The murder, which was committed after Lowther had been drinking at the end of his work shift, had been "particularly brutal", said Mr Worsley. "The police never close the file in an unsolved murder and their tenacity has been rewarded. The husband, mother and father of the dead lady all died, never knowing the killer would one day be caught."

Mrs Gregson's husband, Bill, died of a heart attack at the age of 54, three years after the murder, while he was visiting the spot where his wife died, which he did every day.

Simon Lawler QC, for the defence, described the attack as "10 minutes of total brutal madness". He said his client was a shy, placid and quiet man who had not offended again in the years since the attack.

In 1997 detectives used DNA profiling to rule out Peter Sutcliffe, the Yorkshire Ripper, as Mrs Gregson's killer. They reopened the investigation last year, the day after DNA evidence convicted a man at Liverpool Crown Court for the murder of Cynthia Bolshaw, 16 years after her death.
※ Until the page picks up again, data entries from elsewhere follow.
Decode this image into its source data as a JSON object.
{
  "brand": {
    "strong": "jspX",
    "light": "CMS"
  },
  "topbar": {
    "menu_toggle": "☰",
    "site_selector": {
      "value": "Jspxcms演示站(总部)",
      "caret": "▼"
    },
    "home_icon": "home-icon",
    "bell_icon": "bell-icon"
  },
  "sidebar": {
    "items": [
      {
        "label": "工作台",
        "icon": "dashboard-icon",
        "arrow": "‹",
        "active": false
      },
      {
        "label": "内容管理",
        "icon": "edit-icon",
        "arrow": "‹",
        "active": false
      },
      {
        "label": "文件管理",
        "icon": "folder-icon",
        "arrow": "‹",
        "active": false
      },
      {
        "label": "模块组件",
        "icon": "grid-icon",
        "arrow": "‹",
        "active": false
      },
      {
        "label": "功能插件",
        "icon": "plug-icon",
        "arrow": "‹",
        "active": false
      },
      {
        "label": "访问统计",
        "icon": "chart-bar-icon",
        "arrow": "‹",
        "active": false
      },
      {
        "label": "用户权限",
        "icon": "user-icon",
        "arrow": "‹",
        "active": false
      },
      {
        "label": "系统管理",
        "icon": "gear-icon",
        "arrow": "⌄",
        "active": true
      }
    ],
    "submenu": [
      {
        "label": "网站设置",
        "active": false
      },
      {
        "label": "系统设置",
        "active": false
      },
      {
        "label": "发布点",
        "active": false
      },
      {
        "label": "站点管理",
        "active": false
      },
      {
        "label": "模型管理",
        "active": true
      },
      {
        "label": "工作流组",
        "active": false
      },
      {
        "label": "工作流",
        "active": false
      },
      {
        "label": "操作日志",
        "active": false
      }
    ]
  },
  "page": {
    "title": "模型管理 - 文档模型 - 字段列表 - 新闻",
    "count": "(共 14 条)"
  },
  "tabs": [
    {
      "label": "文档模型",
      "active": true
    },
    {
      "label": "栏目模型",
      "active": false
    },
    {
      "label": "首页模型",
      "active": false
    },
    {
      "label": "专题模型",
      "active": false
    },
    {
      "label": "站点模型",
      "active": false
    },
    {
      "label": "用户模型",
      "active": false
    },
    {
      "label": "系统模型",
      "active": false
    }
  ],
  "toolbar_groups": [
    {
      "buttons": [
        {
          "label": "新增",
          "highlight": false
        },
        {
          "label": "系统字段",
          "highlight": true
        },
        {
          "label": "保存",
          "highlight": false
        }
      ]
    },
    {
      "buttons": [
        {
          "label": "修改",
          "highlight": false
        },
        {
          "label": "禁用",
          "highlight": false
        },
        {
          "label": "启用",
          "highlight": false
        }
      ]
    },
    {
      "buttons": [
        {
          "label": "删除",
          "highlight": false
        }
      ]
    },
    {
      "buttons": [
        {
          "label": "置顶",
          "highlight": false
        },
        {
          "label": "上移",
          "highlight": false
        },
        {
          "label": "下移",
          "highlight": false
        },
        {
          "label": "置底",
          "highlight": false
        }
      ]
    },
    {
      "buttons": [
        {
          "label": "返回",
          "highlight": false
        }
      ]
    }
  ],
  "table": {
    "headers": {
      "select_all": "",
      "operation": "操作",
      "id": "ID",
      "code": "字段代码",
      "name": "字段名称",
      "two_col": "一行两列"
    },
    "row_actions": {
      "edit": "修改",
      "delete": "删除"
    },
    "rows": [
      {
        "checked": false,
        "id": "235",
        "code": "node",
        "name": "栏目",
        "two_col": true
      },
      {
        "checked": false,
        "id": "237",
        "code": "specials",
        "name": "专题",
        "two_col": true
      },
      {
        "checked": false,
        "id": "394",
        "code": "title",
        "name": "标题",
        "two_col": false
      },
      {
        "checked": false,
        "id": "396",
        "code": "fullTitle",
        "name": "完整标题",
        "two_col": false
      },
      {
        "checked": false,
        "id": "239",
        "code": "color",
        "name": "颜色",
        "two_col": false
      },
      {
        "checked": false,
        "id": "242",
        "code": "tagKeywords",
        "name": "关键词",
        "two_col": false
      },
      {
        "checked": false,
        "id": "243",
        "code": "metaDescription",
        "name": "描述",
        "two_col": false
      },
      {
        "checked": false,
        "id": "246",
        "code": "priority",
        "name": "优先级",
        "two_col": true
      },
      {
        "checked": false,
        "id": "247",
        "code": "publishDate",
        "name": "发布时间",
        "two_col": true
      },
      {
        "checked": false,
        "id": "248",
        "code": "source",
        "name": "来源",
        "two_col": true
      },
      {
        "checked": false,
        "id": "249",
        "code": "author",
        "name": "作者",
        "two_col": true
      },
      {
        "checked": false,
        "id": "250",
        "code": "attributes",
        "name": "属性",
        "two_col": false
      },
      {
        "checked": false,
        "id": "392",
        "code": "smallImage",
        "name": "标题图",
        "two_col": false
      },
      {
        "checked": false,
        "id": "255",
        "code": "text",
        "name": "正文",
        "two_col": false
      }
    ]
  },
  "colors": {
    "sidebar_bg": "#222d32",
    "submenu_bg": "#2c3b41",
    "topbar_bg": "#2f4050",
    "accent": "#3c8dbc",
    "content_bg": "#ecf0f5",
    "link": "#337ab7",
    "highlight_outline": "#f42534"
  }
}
The murderer of Rita Sawyer, 18, whose body was found in a Warwickshire field in September 1970, was also identified last year through DNA profiling, although the killer had already died.

Detective Chief Superintendent Brian Taylor, who was a Detective Sergeant when the inquiry was first launched, and was senior investigating officer on the reopened case, said Lowther, who continued to live just a mile from the scene of the murder, had not shown any remorse or given any explanation.

Mrs Gregson's sister, Judith Sykes, said: "I always knew the police would find who was responsible. I never gave up hope. I was very bitter and still am angry that Mary andI lost the chance to share things together and enjoy our families in later life."